Sand and Gravel Jig

Sand and Gravel Jig

In general, the beneficiation of sand and gravel consists of the removal of certain low specific gravity deleterious particles from the sand and gravel. These particles are coal, lignite, ochre, chert, sandstone, wood, clay, shale, and chalk. These deleterious materials almost always have an apparent specific gravity which is less than 2.35 while good sand and gravel has an apparent specific gravity of 2.6 to 2.75. There are instances where some of these deleterious materials have a specific gravity near that of good gravel, but fortunately, this is not the general case.

When it became apparent that the beneficiation of sand and gravel was necessary some ten or twelve years ago, it was quite natural for the manufacturers of sand and gravel equipment to turn to the coal and ore mining industries where beneficiation was already in common use. In observing their equipment and technique, it was apparent that the beneficiation process of sand and gravel is different from that of coal and iron ore. The percentages of deleterious material to be moved from the good coal and iron ore run higher than those of sand, and gravel. This actually makes the beneficiation of sand and gravel a more difficult process. The coal industry waste is high specific gravity material, while the waste in the iron ore and sand and gravel industries is low specific gravity material. There were several considerations which led to the choice of this particular machine. Sand and gravel is a low-priced, commodity, much lower in price than either coal or iron ore, and this diaphragm jig having low initial, operating, and maintenance costs was adaptable. Water is the liquid used by this particular machine, and since water is generally available at sand and gravel plants, this diaphragm jig was adaptable. Experiments at the iron mine indicated that since this Jig could make a cut between low specific gravity particles and those of high specific gravity, it would be adaptable to sand and gravel.

In general, the term “Jig” applies to a machine for the classifying of materials by their respective specific gravities or unit weights, by means of a pulsation of a liquid, generally, water, flowing alternately upward and downward through a bed of the material. This liquid passing through the material pulsates or jigs up and down the complete bed of material causing the heavy or highest specific gravity particles called “Sink Material,” to work downward to the bottom of the bed, and the lightest or lowest specific gravity particles, called “Float Material,” to arise to the top of the bed. The two materials, Sink and Float, are then drawn off separately.
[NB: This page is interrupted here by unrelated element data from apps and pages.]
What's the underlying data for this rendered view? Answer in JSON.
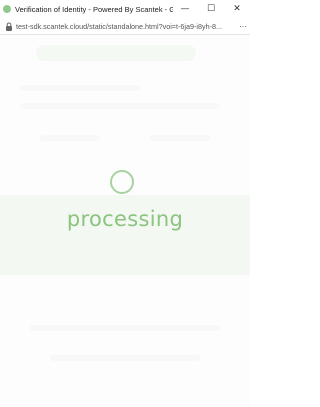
{
  "window": {
    "title": "Verification of Identity - Powered By Scantek - Google Chr...",
    "controls": {
      "minimize": "—",
      "maximize": "☐",
      "close": "✕"
    }
  },
  "address_bar": {
    "url": "test-sdk.scantek.cloud/static/standalone.html?voi=t-6ja9-i8yh-8...",
    "menu_glyph": "⋯"
  },
  "status": {
    "message": "processing"
  },
  "colors": {
    "accent": "#8cc47f",
    "spinner": "#a8d2a0",
    "band": "#e5efe3"
  }
}
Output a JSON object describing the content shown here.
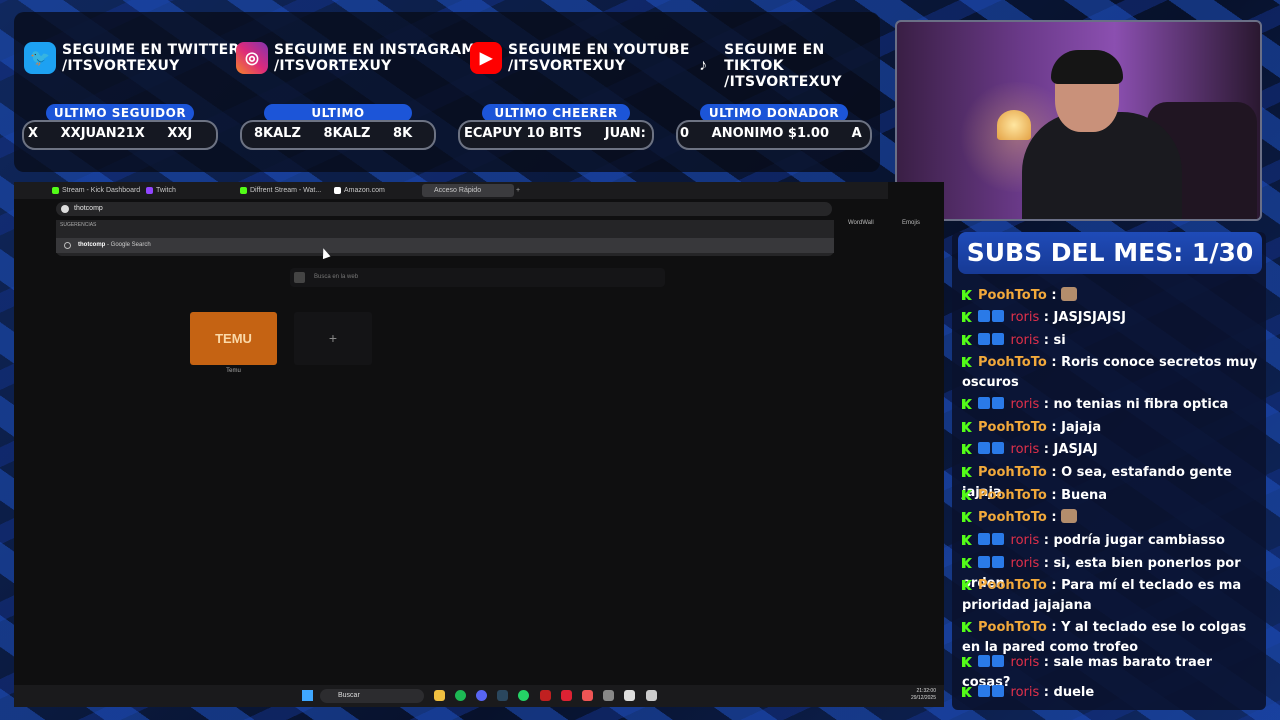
{
  "socials": [
    {
      "icon": "twitter-icon",
      "color": "#1da1f2",
      "line1": "SEGUIME EN TWITTER",
      "line2": "/ITSVORTEXUY"
    },
    {
      "icon": "instagram-icon",
      "color": "#d6249f",
      "line1": "SEGUIME EN INSTAGRAM",
      "line2": "/ITSVORTEXUY"
    },
    {
      "icon": "youtube-icon",
      "color": "#ff0000",
      "line1": "SEGUIME EN YOUTUBE",
      "line2": "/ITSVORTEXUY"
    },
    {
      "icon": "tiktok-icon",
      "color": "#000000",
      "line1": "SEGUIME EN TIKTOK",
      "line2": "/ITSVORTEXUY"
    }
  ],
  "stats": [
    {
      "label": "ULTIMO SEGUIDOR",
      "value": "X     XXJUAN21X     XXJ"
    },
    {
      "label": "ULTIMO SUSCRIPTOR",
      "value": "8KALZ     8KALZ     8K"
    },
    {
      "label": "ULTIMO CHEERER",
      "value": "ECAPUY 10 BITS     JUAN:"
    },
    {
      "label": "ULTIMO DONADOR",
      "value": "0     ANONIMO $1.00     A"
    }
  ],
  "browser": {
    "tabs": [
      {
        "label": "Stream - Kick Dashboard",
        "color": "#53fc18"
      },
      {
        "label": "Twitch",
        "color": "#9146ff"
      },
      {
        "label": "Diffrent Stream - Wat...",
        "color": "#53fc18"
      },
      {
        "label": "Amazon.com",
        "color": "#ffffff"
      },
      {
        "label": "Acceso Rápido",
        "color": "#888888"
      }
    ],
    "address_value": "thotcomp",
    "suggestions_label": "SUGERENCIAS",
    "suggestion_bold": "thotcomp",
    "suggestion_rest": " - Google Search",
    "search_web_placeholder": "Busca en la web",
    "tile_logo": "TEMU",
    "tile_label": "Temu",
    "add_tile": "+",
    "bookmarks": [
      "WordWall",
      "Emojis"
    ]
  },
  "taskbar": {
    "search_label": "Buscar",
    "time": "21:32:00",
    "date": "29/12/2025"
  },
  "subs_title": "SUBS DEL MES: 1/30",
  "chat": [
    {
      "user": "PoohToTo",
      "style": "pooh",
      "badges": false,
      "text": "",
      "emote": true
    },
    {
      "user": "roris",
      "style": "roris",
      "badges": true,
      "text": "JASJSJAJSJ",
      "emote": false
    },
    {
      "user": "roris",
      "style": "roris",
      "badges": true,
      "text": "si",
      "emote": false
    },
    {
      "user": "PoohToTo",
      "style": "pooh",
      "badges": false,
      "text": "Roris conoce secretos muy oscuros",
      "emote": false
    },
    {
      "user": "roris",
      "style": "roris",
      "badges": true,
      "text": "no tenias ni fibra optica",
      "emote": false
    },
    {
      "user": "PoohToTo",
      "style": "pooh",
      "badges": false,
      "text": "Jajaja",
      "emote": false
    },
    {
      "user": "roris",
      "style": "roris",
      "badges": true,
      "text": "JASJAJ",
      "emote": false
    },
    {
      "user": "PoohToTo",
      "style": "pooh",
      "badges": false,
      "text": "O sea, estafando gente jajaja",
      "emote": false
    },
    {
      "user": "PoohToTo",
      "style": "pooh",
      "badges": false,
      "text": "Buena",
      "emote": false
    },
    {
      "user": "PoohToTo",
      "style": "pooh",
      "badges": false,
      "text": "",
      "emote": true
    },
    {
      "user": "roris",
      "style": "roris",
      "badges": true,
      "text": "podría jugar cambiasso",
      "emote": false
    },
    {
      "user": "roris",
      "style": "roris",
      "badges": true,
      "text": "si, esta bien ponerlos por orden",
      "emote": false
    },
    {
      "user": "PoohToTo",
      "style": "pooh",
      "badges": false,
      "text": "Para mí el teclado es ma prioridad jajajana",
      "emote": false
    },
    {
      "user": "PoohToTo",
      "style": "pooh",
      "badges": false,
      "text": "Y al teclado ese lo colgas en la pared como trofeo",
      "emote": false
    },
    {
      "user": "roris",
      "style": "roris",
      "badges": true,
      "text": "sale mas barato traer cosas?",
      "emote": false
    },
    {
      "user": "roris",
      "style": "roris",
      "badges": true,
      "text": "duele",
      "emote": false
    }
  ]
}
Generally, the percentage of deleterious material to be removed from a sand and gravel deposit runs from 3% to 8% and the jig usually removes above 30% of this material. The jig can remove higher percentages and has done so, but the efficiency of the operation may go downward.

sand and gravel jig

the application of a jig for the beneficiation of sand and gravel